Vaccination Requirement

Those in group 1 (U.S. citizens, U.S. nationals, U.S. lawful permanent residents, and immigrants) need not show proof of being fully vaccinated against COVID-19 before traveling to the United States by air, but those in group 2 (non-U.S. citizen and non-U.S. immigrant entering on temporary visas) do. However, the following members in group 2 can be excepted from the fully vaccinated requirement:

  • Diplomats
  • Children under 18 years of age
  • Individuals with documented medical contraindications for vaccination
  • Participants in certain COVID-19 vaccine trials
  • Documented humanitarian or emergency exceptions
  • Individuals with valid nonimmigrant visas (other than B visas) who are citizens of countries with limited COVID-19 vaccine availability
  • Member of the U.S. Armed Forces and their spouses and children under 18
  • Crew members with C or D visas
  • Individuals whose entry into the United States is in the national interest

Non-citizens who have been excepted from the fully vaccinated requirement may have to attest to some or all the following upon arrival:

  • Take a viral test 3-5 days after arrival, unless within 90 days of recovering from COVID-19.
  • Stay home or in a hotel room and self-quarantine for 5 days even if the viral test is negative, unless within 90 days of recovering from COVID-19.
  • Isolate if the viral test is positive or if symptoms develop during the 5 days.
  • If planning to remain in the United State for at least 60 days, the individual must become fully vaccinated within 60 days of arrival unless vaccination is not medically appropriate.

To receive an exception, an individual must provide an attestation to show their eligibility for such an exception.

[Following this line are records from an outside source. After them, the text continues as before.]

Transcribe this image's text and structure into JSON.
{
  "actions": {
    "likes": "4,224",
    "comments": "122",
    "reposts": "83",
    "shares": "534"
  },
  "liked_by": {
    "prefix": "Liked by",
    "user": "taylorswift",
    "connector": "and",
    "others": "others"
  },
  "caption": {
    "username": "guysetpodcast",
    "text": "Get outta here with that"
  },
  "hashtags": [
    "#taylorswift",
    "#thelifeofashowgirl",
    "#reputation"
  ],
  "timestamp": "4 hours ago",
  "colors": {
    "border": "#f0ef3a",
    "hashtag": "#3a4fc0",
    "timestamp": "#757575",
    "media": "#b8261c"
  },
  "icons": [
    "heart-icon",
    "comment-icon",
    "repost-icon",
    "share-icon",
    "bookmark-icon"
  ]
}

Jackson Lewis attorneys are available to assist you with any questions regarding travel eligibility.